Capturing Time: The New York Times Capsule was an exhibition at the American Museum of Natural History from December 4, 1999, through March 26, 2000, that explored different concepts of time and the history of time capsules.

The exhibition featured the Times Capsule — a 5' x 5' x 5' sculpture of welded stainless steel designed by Santiago Calatrava, a renowned architect-engineer from Valencia, Spain.

The New York Times Capsule, a 5' x 5' x 5' sculpture of welded stainless steel designed by Santiago Calatrava, in front of the Weston Pavilion

The Calatrava-designed Times Capsule is not intended to be opened until the year 3000.  

© AMNH/D. Finnin

Santiago Calatrava's capsule design was chosen in an international design competition launched by The New York Times Magazine that attracted some of the foremost names in architecture, design, and engineering from 12 countries. The competition sought the best design for a capsule to preserve key artifacts from today for the next 1,000 years: a design that would be both a work of art and serve as an ambassador to future generations. Since the exhibition closed, the Times Capsule has been given a permanent home at the Museum.
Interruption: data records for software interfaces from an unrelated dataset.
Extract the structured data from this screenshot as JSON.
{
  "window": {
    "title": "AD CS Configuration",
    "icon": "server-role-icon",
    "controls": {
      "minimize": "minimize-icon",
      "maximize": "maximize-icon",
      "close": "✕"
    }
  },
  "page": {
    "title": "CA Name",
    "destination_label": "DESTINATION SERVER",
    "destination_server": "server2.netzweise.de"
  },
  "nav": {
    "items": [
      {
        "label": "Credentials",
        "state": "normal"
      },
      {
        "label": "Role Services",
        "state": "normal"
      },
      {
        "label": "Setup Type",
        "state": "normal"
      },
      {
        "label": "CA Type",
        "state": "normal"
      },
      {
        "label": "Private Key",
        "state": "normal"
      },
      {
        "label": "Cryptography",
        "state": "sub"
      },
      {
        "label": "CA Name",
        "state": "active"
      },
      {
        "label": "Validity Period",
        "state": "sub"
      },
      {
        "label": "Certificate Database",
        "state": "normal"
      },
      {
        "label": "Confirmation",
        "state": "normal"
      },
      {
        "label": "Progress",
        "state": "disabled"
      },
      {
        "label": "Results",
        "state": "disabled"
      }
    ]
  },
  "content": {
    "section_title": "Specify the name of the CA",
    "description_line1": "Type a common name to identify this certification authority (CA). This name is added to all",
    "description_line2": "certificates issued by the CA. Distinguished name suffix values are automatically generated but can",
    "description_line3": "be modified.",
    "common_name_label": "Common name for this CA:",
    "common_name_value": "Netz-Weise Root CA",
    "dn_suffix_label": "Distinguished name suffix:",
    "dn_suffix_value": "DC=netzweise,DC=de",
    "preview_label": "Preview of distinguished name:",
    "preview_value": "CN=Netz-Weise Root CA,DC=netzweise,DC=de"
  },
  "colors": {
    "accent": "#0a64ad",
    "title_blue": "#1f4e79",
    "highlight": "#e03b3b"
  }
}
Among the items selected for the capsule were the six millennium issues of The New York Times Magazine preserved in two forms—one is a specially boxed set of reproductions printed on archival acid-free paper, the other is a series of microscopic images etched into a two-inch, wafer-thin metal HD-Rosetta data disc, courtesy of NORSAM Technologies; a solid nickel LP record containing excerpts of popular songs and daily sounds plus five one-minute audio portraits of New York City sounds recorded at 9:09 a.m. on 9/9/99.  

Capturing Time: The New York Times Capsule